Looking back, the chain of events that transformed the area into a notorious "al Qaeda hotbed" seems almost like a perfect storm. In January 2011, militants affiliated with al Qaeda in the Arabian Peninsula led by Sheikh Tareq al-Dahab, a local tribal leader, took advantage of the government's weakness and seized control of the town of Rada', near where last week's drone strike occurred. While the fighters pulled out little more than a week later and their sheikh was killed in a longstanding family feud the following month, al Qaeda's presence in the area remained. The fighters have maintained their presence in and around Sheikh Tareq's hometown of al-Manaseh, expanding to other parts of the province and capitalizing on the central government's virtual absence.

Most importantly, perhaps, the group has had far more success in infiltrating local tribes in the area than they've had in other parts of the country. Al Qaeda has capitalized on their ties with a faction of the Dahab family -- which locals tend to see as sheikhs first and militant leaders second -- appearing to take great pains to avoid tensions with other tribesmen while exploiting widespread unemployment and anti-government sentiment to gain recruits.

The group's supporters still appear to constitute a fraction of those in the area. But even if locals lament the current status quo, few want to see a devastating conflict similar to the 2012 offensive that pushed al Qaeda-affiliated fighters out of their former strongholds in Yemen's southern Abyan province. And even those who deeply resent the terror network's presence appear to lack the will to directly confront the group.

"The government tells us to turn in al Qaeda fighters," one tribesman hailing from near the site of Thursday's strike mused. "But how can we do that when there's no government present to turn them into? And why would we do it when there's no government present to protect us from retaliation?"

It's going to take more than drone strikes to eliminate al Qaeda from its strongholds in this Yemeni province. The militants killed, locals say, are largely replaceable, while the tens of civilians killed over the past two years has only heightened distrust of the central government among noncombatants, pushing some young men into al Qaeda's arms. However, the long-term solution to combatting the militants' presence -- ameliorating pervasive poverty and underdevelopment -- is far easier said than done.

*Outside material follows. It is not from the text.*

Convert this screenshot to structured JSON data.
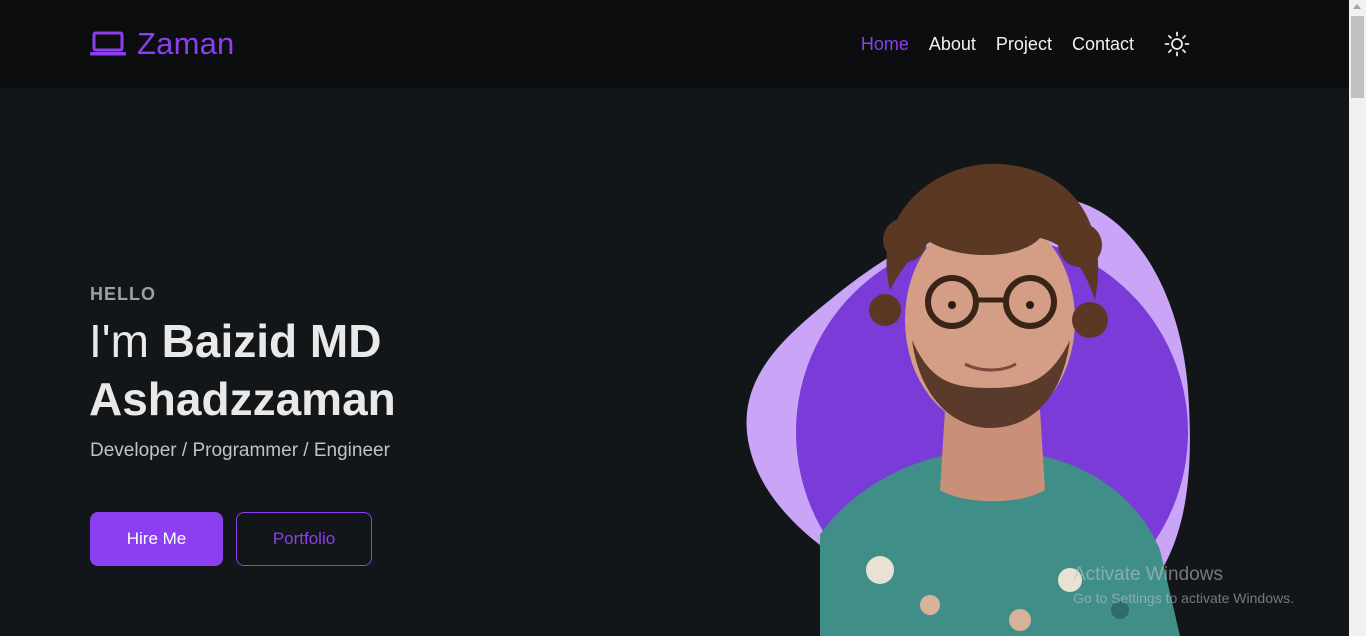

Either way, in the aftermath of Thursday's strike, the possibility of defeating al Qaeda in al-Baydah feels further away than ever.